;  [1] ;  [2] ; ;  [3] ; ; ; ;  [4] ;  [5] ;  [6] ;  [7] ; ;  [8] ;  [9] ;  [10]
  1. Kavli Institute for Theoretical Physics, University of California, Santa Barbara, CA 93106 (United States)
  2. Department of Physics, University of California, Santa Barbara, CA 93106 (United States)
  3. Institute of Astronomy and Department of Physics, National Tsing Hua University, Hsinchu 30013, Taiwan (China)
  4. Division of Physics, Mathematics, and Astronomy, California Institute of Technology, Pasadena, CA 91125 (United States)
  5. Astrophysics Science Division, NASA Goddard Space Flight Center, Mail Code 661, Greenbelt, MD 20771 (United States)
  6. Department of Particle Physics and Astrophysics, Weizmann Institute of Science, Rehovot 76100 (Israel)
  7. The Observatories, Carnegie Institution for Science, 813 Santa Barbara Street, Pasadena, CA 91101 (United States)
  8. Spitzer Science Center, California Institute of Technology, M/S 314-6, Pasadena, CA 91125 (United States)
  9. Infrared Processing and Analysis Center, California Institute of Technology, Pasadena, CA 91125 (United States)
  10. Computational Cosmology Center, Lawrence Berkeley National Laboratory, 1 Cyclotron Road, Berkeley, CA 94720 (United States)
Publication Date:
OSTI Identifier:
22356994
Resource Type:
Journal Article
Resource Relation:
Journal Name: Astrophysical Journal; Journal Volume: 786; Journal Issue: 1; Other Information: Country of input: International Atomic Energy Agency (IAEA)
Country of Publication:
United States
Language:
English
Subject:

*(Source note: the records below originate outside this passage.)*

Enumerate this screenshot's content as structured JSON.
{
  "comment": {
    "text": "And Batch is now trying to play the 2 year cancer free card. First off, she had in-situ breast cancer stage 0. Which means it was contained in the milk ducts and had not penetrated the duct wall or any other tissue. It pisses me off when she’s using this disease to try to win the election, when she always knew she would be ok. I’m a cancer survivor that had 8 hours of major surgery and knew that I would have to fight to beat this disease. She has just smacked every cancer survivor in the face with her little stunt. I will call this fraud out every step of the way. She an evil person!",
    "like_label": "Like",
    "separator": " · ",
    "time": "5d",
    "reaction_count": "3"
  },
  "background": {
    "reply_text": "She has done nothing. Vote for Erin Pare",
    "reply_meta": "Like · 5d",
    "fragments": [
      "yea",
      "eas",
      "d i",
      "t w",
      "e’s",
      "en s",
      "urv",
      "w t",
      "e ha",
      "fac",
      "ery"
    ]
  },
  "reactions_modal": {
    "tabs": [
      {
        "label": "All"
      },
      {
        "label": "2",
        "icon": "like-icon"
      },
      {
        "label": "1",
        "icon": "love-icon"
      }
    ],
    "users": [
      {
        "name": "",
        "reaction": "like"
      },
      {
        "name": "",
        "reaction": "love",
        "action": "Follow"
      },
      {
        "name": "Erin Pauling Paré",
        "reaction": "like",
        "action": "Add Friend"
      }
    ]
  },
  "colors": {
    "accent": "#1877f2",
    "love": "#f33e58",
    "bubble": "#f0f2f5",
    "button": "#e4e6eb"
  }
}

79 ASTROPHYSICS, COSMOLOGY AND ASTRONOMY; APPROXIMATIONS; CARBON; DECAY; DENSITY; DETECTION; ELECTRON CAPTURE; EMISSION; EVOLUTION; EXPANSION; GALAXIES; MASS; NOVAE; PHOTOMETRY; SOFT X RADIATION; SPECTROSCOPY; SUPERNOVAE; VELOCITY; WHITE DWARF STARS